### Task to carry out
The expected result is the full listing, retyped exactly, without a single picture.

### Given data
- - - -
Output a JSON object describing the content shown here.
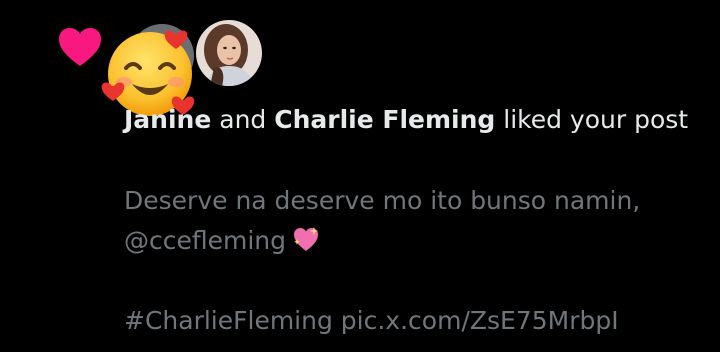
{
  "notification": {
    "actors": {
      "first_name": "Janine",
      "connector": " and ",
      "second_name": "Charlie Fleming"
    },
    "action_text": " liked your post",
    "post": {
      "line1": "Deserve na deserve mo ito bunso namin,",
      "mention": "@ccefleming",
      "hashtag": "#CharlieFleming",
      "media_link": "pic.x.com/ZsE75MrbpI"
    }
  },
  "colors": {
    "background": "#000000",
    "primary_text": "#e7e9ea",
    "secondary_text": "#71767b",
    "like_heart": "#f91880"
  },
  "icons": {
    "notification_type": "heart-icon",
    "emoji_overlay": "smiling-face-with-hearts-emoji",
    "inline_emoji": "sparkling-heart-emoji"
  }
}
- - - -
### Task output
Output a JSON object describing the content shown here.
{
  "notification": {
    "actors": {
      "first_name": "Janine",
      "connector": " and ",
      "second_name": "Charlie Fleming"
    },
    "action_text": " liked your post",
    "post": {
      "line1": "Deserve na deserve mo ito bunso namin,",
      "mention": "@ccefleming",
      "hashtag": "#CharlieFleming",
      "media_link": "pic.x.com/ZsE75MrbpI"
    }
  },
  "colors": {
    "background": "#000000",
    "primary_text": "#e7e9ea",
    "secondary_text": "#71767b",
    "like_heart": "#f91880"
  },
  "icons": {
    "notification_type": "heart-icon",
    "emoji_overlay": "smiling-face-with-hearts-emoji",
    "inline_emoji": "sparkling-heart-emoji"
  }
}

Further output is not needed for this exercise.